THE TASK: Tell me, please, how many lines in the records below include the word "JSON". Give no more than the number.

(Page and application data records)
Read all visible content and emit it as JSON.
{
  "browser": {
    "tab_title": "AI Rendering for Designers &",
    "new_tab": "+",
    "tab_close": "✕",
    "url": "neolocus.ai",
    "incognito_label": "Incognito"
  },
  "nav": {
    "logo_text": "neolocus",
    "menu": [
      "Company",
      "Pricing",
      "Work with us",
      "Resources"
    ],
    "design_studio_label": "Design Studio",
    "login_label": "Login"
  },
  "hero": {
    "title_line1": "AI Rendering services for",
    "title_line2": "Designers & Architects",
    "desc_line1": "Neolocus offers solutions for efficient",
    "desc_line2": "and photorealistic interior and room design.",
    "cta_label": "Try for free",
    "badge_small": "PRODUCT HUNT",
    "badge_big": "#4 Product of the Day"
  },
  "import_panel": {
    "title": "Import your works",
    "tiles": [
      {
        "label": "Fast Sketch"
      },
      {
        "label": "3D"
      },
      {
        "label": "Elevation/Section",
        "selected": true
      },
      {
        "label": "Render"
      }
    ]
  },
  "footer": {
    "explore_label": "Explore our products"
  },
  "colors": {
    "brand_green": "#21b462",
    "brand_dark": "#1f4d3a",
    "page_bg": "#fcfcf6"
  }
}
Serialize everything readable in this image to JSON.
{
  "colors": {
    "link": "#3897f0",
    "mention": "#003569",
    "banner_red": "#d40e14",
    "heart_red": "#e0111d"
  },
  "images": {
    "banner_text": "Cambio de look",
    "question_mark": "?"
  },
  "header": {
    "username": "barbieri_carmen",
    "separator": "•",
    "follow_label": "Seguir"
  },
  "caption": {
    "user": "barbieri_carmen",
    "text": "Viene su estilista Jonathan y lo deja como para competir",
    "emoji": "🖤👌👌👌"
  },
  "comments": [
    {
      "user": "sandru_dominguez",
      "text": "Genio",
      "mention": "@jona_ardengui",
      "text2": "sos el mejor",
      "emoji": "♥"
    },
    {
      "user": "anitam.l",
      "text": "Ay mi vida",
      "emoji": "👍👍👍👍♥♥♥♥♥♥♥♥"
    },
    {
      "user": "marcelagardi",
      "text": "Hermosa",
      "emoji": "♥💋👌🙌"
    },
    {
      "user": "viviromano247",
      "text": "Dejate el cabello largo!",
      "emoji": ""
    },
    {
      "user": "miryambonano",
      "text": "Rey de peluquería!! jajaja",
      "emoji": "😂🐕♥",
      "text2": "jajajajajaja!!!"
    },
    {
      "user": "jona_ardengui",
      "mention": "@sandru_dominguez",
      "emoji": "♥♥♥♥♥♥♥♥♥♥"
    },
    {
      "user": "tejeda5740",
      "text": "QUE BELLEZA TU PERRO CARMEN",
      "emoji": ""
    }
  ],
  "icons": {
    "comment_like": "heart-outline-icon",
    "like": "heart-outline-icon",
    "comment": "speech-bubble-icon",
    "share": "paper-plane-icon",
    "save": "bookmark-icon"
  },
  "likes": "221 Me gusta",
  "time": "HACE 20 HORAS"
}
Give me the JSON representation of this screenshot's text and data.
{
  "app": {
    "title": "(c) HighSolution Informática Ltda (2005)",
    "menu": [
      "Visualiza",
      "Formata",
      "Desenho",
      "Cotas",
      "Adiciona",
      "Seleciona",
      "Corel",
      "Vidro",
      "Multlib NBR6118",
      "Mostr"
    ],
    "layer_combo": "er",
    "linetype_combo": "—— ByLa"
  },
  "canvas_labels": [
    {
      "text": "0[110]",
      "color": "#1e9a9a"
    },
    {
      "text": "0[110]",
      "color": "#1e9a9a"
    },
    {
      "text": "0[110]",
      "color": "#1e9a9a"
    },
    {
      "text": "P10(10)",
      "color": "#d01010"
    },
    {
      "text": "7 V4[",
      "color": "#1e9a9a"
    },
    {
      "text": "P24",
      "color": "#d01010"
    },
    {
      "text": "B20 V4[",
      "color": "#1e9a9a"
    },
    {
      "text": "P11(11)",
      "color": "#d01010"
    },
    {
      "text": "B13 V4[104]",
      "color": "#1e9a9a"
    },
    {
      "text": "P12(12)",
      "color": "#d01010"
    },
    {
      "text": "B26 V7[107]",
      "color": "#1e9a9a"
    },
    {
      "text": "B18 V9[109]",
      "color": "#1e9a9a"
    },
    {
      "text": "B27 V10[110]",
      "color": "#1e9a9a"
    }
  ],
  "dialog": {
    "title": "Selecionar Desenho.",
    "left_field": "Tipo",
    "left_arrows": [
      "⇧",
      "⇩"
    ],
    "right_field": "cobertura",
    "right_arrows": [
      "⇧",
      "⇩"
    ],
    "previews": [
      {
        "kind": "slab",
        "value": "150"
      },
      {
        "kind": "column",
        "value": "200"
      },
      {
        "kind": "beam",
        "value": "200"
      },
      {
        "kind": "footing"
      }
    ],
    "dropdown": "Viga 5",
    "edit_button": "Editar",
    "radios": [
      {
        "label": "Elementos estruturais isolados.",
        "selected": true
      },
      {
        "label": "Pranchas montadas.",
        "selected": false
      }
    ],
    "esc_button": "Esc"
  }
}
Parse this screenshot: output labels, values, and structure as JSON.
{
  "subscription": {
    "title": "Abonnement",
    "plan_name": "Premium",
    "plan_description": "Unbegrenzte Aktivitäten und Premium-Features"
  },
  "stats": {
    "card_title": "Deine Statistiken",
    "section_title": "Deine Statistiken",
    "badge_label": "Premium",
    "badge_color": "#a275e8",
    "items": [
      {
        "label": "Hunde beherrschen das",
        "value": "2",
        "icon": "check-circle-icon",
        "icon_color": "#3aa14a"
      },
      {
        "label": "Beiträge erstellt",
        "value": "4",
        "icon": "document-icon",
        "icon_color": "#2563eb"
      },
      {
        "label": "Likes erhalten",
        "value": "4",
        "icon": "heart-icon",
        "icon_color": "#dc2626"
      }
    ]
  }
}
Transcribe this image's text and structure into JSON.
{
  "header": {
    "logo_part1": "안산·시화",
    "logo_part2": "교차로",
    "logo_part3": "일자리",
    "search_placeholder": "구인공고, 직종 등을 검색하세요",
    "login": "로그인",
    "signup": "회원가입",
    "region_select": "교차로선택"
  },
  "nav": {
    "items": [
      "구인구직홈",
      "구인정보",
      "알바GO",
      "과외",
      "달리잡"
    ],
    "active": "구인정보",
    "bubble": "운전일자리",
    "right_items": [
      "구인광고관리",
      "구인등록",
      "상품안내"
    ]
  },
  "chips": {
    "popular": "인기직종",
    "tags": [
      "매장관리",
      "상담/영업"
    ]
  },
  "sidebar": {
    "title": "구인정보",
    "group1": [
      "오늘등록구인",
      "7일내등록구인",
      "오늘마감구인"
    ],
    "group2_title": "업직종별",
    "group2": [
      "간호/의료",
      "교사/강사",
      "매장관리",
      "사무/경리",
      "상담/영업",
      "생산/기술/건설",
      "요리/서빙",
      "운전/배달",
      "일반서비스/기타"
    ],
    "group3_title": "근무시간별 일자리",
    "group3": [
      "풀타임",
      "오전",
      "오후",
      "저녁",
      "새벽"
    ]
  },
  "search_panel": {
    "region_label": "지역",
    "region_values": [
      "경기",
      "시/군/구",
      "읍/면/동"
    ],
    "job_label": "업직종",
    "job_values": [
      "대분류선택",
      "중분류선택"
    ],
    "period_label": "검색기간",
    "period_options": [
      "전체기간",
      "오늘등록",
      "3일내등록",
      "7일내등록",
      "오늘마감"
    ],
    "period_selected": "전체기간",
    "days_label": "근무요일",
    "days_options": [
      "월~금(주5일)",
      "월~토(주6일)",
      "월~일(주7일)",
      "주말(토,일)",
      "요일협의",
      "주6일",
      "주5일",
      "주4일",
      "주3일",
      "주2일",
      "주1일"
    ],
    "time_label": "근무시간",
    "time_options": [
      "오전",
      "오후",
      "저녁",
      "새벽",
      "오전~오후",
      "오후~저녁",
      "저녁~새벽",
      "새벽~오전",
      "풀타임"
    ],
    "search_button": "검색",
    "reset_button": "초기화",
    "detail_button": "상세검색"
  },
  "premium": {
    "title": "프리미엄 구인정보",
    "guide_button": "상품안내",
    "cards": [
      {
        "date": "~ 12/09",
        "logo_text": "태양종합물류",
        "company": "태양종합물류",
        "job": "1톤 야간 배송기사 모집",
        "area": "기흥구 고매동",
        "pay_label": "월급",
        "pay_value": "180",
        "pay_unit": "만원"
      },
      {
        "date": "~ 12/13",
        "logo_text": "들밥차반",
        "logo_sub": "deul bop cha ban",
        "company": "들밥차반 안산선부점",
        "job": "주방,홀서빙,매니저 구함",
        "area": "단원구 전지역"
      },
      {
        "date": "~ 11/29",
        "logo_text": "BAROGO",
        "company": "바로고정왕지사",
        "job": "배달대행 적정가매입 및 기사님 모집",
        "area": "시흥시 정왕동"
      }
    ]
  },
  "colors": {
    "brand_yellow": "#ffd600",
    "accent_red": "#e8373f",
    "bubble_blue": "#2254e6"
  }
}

COMPLETED TASK: 5